The first time I made it, it looked pretty and had a lovely smooth flat dome. This time I overfilled both tins then managed to open the oven too early and so it sunk. Once I had taken it out, spilling out on all sides, I cut the overfills off. Then I ate them. Then I tore another morsel off. And another. Even once they had cooled and I had turned them out, I started nibbling the sides too. This cake is now... rugged. It seems my peckishness overruled any desire for aesthetics.
The Ultimate Chocolate Cake(From Good Food Magazine)
200g dark chocolate
1 tbsp instant coffee

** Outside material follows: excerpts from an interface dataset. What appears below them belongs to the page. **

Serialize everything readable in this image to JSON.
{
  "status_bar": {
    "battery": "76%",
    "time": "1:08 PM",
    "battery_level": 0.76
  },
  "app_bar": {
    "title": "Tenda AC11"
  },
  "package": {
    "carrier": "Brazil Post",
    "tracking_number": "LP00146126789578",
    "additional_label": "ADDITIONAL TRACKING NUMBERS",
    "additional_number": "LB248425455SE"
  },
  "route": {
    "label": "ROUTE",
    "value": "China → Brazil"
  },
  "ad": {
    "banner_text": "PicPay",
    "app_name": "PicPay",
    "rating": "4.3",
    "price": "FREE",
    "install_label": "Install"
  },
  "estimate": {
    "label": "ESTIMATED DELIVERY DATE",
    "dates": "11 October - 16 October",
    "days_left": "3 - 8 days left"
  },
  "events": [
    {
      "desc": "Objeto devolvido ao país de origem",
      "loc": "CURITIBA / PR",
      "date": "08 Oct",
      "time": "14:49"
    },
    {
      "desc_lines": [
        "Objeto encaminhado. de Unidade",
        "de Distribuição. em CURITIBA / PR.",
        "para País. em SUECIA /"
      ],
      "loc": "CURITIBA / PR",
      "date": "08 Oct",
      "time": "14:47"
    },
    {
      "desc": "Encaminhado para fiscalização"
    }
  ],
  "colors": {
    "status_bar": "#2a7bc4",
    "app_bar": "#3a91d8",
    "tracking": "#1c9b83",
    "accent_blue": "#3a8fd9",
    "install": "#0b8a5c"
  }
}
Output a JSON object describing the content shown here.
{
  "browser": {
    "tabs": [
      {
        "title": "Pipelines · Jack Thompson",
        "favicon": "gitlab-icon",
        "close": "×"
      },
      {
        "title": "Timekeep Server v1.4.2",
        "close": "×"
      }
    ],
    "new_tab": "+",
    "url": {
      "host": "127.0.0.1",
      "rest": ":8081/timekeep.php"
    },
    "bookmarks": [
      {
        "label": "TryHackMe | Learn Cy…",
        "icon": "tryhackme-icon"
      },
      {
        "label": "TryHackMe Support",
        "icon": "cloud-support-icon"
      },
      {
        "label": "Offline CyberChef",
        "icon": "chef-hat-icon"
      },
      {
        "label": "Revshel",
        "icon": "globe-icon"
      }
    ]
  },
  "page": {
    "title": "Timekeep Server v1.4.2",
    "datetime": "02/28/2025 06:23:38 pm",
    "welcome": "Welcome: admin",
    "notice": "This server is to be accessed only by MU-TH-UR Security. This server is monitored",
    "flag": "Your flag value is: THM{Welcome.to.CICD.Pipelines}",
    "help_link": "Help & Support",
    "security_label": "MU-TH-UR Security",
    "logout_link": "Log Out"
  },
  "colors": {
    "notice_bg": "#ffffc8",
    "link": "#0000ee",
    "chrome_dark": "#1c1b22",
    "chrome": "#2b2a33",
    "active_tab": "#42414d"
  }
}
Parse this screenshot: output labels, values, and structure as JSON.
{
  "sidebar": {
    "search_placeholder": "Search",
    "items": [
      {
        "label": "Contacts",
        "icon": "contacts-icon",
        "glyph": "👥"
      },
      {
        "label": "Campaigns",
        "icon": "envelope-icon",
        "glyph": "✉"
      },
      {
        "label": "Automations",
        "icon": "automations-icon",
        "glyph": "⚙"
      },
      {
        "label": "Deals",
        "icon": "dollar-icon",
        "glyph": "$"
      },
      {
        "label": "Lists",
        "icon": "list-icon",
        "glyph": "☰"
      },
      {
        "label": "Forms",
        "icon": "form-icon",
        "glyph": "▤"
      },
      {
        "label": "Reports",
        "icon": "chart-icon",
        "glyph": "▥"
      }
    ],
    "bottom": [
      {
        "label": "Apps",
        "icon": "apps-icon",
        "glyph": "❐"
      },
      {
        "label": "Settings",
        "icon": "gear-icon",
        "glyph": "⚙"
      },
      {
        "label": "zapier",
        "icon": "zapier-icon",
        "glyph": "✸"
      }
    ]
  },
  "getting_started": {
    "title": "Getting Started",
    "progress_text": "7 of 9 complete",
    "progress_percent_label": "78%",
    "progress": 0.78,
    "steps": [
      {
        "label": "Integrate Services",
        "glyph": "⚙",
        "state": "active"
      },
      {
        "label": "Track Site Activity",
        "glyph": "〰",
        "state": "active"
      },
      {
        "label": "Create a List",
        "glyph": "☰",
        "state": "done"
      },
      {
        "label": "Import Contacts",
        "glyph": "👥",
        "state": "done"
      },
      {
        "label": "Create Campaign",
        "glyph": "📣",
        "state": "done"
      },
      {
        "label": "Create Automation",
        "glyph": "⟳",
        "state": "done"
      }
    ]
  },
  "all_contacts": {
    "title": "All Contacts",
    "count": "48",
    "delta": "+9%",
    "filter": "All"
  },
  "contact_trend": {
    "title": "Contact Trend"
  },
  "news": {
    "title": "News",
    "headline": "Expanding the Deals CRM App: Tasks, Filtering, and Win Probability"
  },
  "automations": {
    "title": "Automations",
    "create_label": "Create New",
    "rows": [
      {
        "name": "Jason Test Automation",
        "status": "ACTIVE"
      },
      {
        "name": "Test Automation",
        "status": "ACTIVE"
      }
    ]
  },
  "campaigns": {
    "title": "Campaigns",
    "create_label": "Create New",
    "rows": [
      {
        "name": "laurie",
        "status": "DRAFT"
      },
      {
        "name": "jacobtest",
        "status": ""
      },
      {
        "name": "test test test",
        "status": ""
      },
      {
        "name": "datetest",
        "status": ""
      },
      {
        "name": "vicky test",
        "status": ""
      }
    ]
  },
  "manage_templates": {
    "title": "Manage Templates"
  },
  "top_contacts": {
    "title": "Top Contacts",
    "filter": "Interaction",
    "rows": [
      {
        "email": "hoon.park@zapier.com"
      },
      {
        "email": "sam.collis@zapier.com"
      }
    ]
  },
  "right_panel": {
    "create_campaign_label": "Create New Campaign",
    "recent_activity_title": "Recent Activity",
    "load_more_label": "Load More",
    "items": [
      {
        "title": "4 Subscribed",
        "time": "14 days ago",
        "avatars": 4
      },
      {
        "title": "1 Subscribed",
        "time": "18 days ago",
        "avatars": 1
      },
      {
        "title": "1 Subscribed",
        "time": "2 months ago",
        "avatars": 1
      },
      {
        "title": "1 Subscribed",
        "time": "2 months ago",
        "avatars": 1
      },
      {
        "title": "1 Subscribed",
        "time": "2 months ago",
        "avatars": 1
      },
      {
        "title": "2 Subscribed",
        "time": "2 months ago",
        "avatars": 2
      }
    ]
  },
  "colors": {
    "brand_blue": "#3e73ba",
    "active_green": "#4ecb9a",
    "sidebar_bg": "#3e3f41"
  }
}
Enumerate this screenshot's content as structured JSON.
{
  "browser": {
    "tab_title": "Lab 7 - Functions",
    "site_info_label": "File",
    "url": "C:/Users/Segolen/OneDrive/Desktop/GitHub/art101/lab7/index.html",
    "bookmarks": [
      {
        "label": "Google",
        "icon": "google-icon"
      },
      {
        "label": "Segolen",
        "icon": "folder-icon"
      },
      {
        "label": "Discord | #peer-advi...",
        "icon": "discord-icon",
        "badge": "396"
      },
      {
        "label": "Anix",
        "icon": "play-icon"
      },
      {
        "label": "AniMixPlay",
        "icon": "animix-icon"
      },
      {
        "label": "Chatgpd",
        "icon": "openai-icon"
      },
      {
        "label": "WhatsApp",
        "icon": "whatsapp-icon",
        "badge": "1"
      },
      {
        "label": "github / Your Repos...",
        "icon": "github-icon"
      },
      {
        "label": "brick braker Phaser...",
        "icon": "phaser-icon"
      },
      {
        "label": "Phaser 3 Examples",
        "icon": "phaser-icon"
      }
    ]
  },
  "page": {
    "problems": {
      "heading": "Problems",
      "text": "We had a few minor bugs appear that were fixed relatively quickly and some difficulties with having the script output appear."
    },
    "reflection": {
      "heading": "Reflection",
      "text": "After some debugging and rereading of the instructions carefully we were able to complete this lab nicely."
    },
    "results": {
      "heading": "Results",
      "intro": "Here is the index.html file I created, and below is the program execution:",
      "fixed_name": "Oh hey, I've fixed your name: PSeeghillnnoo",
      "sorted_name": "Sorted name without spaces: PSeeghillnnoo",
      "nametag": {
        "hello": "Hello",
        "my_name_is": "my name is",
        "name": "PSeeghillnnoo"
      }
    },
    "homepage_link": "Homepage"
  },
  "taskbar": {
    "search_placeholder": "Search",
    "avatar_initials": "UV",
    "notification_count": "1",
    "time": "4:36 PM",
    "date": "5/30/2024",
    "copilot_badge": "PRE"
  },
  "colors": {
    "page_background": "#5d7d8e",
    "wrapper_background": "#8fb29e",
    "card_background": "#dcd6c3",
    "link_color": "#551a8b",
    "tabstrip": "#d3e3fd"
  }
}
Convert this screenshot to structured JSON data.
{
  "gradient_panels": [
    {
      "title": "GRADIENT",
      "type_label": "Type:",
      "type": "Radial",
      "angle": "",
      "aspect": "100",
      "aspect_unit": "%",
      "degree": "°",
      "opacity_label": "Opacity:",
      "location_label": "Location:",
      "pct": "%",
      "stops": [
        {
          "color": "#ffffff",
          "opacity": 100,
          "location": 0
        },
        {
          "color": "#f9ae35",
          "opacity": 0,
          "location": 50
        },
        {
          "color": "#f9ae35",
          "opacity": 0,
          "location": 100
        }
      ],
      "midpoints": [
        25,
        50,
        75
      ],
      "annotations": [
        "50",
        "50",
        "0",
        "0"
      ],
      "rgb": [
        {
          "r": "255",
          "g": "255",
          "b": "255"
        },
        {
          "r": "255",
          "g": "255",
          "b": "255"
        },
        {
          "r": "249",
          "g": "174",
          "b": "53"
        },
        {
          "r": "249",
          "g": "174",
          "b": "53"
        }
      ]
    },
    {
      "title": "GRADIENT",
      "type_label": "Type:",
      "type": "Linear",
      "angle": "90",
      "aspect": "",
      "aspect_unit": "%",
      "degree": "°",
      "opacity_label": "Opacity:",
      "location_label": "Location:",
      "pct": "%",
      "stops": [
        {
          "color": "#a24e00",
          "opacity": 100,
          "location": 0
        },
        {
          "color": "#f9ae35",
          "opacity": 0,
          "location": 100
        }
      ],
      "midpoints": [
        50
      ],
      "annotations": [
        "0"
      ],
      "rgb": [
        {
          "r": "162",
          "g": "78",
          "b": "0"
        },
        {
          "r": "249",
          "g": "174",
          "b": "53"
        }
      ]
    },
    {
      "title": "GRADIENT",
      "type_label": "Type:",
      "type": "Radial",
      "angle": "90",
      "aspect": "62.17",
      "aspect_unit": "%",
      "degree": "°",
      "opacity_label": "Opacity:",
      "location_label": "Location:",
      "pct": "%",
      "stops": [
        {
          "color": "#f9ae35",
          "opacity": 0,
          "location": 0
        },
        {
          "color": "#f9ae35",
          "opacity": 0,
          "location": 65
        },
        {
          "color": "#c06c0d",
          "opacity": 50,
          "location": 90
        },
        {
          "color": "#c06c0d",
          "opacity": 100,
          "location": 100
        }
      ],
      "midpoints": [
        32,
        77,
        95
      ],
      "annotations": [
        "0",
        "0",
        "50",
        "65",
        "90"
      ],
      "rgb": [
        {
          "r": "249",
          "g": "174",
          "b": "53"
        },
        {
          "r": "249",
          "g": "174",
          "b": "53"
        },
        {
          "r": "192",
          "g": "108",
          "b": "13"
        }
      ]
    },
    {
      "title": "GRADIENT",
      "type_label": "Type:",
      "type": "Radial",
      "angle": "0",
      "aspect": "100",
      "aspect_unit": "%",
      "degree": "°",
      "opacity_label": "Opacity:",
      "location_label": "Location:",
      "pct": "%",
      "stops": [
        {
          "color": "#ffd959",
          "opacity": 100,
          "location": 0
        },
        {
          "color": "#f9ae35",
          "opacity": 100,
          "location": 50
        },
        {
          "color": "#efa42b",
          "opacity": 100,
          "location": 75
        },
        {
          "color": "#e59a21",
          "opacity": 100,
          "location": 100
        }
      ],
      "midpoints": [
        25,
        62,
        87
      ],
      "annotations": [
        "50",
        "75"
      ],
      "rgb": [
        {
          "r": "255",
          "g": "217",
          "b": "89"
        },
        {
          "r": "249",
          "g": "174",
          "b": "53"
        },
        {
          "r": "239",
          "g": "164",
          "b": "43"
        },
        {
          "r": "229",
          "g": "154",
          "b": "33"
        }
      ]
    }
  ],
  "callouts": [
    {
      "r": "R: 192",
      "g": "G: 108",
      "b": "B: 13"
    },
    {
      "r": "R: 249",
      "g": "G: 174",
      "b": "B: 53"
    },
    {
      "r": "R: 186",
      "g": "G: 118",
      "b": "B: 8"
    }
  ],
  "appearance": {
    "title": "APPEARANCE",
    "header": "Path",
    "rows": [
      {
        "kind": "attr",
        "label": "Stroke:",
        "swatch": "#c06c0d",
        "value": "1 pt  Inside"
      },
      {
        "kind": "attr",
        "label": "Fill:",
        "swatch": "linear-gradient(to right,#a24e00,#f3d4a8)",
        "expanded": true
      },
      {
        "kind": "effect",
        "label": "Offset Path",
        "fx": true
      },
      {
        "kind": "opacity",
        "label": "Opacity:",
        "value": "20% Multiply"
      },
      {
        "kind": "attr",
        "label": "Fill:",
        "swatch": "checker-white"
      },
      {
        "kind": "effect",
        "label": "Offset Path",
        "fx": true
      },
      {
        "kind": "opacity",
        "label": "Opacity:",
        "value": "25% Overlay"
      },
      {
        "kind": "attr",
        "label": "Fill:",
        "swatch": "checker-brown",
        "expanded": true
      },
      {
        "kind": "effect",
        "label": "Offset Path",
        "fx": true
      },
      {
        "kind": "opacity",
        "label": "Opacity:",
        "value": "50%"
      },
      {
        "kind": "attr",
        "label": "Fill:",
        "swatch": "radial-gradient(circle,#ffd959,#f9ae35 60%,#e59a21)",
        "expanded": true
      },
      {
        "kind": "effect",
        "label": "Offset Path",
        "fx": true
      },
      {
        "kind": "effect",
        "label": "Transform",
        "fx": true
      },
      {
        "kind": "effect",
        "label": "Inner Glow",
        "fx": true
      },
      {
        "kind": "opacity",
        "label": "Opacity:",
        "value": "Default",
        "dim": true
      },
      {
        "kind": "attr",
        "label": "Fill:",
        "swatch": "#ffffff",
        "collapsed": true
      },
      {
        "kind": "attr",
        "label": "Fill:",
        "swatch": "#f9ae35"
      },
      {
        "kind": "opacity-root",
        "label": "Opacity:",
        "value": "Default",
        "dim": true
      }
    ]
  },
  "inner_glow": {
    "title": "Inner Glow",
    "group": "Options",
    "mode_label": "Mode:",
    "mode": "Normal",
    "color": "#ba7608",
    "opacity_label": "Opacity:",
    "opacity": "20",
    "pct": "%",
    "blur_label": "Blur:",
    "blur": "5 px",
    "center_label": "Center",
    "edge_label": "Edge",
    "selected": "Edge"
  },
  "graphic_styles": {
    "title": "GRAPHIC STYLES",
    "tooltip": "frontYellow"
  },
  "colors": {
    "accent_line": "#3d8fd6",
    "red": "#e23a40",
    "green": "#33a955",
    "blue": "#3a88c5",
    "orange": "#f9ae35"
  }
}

170g plain flour
1/4 tsp bicarbonate of soda
200g light muscavado sugar
200g golden caster sugar
Preheat the oven to 140C (fan). Butter and line a 20cm tin or two sandwich tins. Break chocolate up and put in a medium saucepan with coffee dissolved in 125ml hot water and the butter. Heat until melted. While it's melting mix flour, baking powder, bicarbonate of soda, sugar and cocoa together. Beat the eggs in a separate bowl with the buttermilk. Pour the chocolate mix into the egg mix and beat in. Finally tip the dry ingredients into the wet mix and mix till smooth.
Pour into the tin (s) and bake for an hour for one or 40-5 minutes for two - or until a skewer comes out clean and the cake is springy to touch. Leave to cool in the tin then remove to a rack. Split into layers - I've done three from one big tin, or split the sandwich tins - or, as above, just left as two. Make up a plain dark chocolate ganache and sandwich together. Either top with more ganache or dust with icing sugar.